## WHAT THE TASK REQUIRES
Find the word "JSON" in the records and copy every line where it occurs.
● ● ●
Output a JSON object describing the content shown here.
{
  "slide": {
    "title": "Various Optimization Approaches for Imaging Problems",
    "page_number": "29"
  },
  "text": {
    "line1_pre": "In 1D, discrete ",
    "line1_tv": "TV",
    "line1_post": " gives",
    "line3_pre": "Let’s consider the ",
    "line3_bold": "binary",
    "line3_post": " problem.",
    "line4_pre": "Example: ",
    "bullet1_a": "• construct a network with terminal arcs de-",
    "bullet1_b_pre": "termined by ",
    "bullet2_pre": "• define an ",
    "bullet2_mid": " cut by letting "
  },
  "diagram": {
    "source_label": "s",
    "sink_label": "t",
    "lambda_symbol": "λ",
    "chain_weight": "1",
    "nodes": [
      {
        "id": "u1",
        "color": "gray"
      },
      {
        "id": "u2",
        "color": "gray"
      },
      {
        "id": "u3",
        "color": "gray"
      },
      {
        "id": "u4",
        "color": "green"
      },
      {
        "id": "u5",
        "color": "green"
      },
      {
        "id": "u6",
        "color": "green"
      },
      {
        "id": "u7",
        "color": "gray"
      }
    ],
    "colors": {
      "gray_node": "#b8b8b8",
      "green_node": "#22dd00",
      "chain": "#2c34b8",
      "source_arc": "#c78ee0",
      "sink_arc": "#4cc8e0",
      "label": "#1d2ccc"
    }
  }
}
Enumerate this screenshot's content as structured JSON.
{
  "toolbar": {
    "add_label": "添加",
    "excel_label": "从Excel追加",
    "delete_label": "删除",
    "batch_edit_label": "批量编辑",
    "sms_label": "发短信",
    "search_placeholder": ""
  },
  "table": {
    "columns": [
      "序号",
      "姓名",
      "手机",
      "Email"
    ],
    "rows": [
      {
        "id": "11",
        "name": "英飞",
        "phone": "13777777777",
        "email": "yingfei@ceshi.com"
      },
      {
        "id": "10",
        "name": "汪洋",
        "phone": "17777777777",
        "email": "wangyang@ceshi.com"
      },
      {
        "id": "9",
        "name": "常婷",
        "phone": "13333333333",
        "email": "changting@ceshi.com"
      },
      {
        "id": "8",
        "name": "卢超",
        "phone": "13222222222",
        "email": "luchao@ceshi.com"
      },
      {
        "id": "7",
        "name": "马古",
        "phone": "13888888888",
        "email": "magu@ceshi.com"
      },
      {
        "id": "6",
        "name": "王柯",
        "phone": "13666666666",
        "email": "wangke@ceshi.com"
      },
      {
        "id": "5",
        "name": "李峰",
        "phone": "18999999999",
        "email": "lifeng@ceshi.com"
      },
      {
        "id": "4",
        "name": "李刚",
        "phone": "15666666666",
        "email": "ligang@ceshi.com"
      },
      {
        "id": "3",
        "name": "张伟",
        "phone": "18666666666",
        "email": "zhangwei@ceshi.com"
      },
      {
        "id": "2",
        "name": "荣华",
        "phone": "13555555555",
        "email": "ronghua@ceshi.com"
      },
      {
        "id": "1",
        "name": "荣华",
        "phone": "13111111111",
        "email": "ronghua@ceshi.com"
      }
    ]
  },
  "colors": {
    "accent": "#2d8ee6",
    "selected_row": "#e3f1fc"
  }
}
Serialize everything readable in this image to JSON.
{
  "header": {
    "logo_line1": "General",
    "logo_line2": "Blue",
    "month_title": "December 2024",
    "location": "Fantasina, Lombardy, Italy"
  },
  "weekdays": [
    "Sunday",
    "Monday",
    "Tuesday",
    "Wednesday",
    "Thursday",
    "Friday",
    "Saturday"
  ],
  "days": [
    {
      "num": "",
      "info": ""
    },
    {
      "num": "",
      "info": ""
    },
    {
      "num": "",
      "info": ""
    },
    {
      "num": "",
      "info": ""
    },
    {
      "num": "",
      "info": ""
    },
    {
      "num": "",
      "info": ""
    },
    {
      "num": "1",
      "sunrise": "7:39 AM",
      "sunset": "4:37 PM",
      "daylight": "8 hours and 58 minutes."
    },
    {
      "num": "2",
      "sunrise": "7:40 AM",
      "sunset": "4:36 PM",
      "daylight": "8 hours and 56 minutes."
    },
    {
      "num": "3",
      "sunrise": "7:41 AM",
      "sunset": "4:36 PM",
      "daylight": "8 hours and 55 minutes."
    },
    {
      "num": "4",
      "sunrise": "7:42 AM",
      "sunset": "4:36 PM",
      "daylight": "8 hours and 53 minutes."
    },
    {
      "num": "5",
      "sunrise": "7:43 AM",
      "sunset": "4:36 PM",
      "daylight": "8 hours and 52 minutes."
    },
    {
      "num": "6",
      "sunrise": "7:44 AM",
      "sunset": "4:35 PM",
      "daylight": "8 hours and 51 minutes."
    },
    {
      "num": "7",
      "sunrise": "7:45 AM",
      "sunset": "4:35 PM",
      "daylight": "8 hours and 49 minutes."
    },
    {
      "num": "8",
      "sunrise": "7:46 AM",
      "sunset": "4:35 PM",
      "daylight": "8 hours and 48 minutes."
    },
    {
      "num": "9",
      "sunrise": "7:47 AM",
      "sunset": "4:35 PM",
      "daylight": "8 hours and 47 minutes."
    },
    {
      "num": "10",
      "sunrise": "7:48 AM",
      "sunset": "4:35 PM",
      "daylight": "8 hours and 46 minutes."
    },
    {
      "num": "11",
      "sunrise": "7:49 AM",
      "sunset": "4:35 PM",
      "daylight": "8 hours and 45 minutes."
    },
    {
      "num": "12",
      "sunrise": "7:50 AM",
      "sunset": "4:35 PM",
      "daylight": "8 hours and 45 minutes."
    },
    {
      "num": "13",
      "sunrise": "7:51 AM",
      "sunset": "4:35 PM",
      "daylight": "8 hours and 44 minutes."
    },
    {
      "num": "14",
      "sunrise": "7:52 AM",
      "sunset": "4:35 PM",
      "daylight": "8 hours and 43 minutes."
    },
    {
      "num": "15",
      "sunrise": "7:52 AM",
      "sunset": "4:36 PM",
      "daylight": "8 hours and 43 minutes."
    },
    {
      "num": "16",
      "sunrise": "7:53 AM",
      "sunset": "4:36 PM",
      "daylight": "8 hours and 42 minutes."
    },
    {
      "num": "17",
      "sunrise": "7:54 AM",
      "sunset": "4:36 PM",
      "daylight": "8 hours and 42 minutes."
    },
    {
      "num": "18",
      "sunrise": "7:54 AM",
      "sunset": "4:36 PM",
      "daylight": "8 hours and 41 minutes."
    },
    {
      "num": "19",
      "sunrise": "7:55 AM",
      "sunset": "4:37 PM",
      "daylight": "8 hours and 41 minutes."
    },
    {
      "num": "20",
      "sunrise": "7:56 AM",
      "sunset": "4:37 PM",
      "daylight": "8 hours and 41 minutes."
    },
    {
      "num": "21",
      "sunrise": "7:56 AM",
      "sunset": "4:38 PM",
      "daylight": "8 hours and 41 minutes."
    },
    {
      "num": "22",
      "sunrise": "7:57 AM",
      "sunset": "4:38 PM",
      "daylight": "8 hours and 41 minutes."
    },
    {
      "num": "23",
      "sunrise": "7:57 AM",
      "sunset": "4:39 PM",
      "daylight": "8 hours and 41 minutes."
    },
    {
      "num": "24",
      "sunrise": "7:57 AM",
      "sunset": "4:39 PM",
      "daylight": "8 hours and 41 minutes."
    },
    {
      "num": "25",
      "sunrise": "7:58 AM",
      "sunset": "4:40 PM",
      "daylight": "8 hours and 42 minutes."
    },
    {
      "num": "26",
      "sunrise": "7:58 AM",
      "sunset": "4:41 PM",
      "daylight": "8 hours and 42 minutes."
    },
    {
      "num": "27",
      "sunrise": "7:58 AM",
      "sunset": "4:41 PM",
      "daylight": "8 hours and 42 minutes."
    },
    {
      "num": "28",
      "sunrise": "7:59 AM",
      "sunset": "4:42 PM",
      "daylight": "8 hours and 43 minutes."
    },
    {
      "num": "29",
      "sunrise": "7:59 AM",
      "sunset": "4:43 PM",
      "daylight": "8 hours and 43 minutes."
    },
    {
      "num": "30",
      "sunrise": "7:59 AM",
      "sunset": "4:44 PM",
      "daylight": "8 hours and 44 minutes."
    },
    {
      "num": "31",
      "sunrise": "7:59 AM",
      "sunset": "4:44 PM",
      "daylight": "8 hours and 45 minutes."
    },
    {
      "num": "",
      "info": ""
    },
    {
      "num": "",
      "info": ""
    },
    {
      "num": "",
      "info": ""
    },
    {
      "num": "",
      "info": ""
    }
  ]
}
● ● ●
## RESULT OF THIS EXERCISE
Output a JSON object describing the content shown here.
Enumerate this screenshot's content as structured JSON.
Serialize everything readable in this image to JSON.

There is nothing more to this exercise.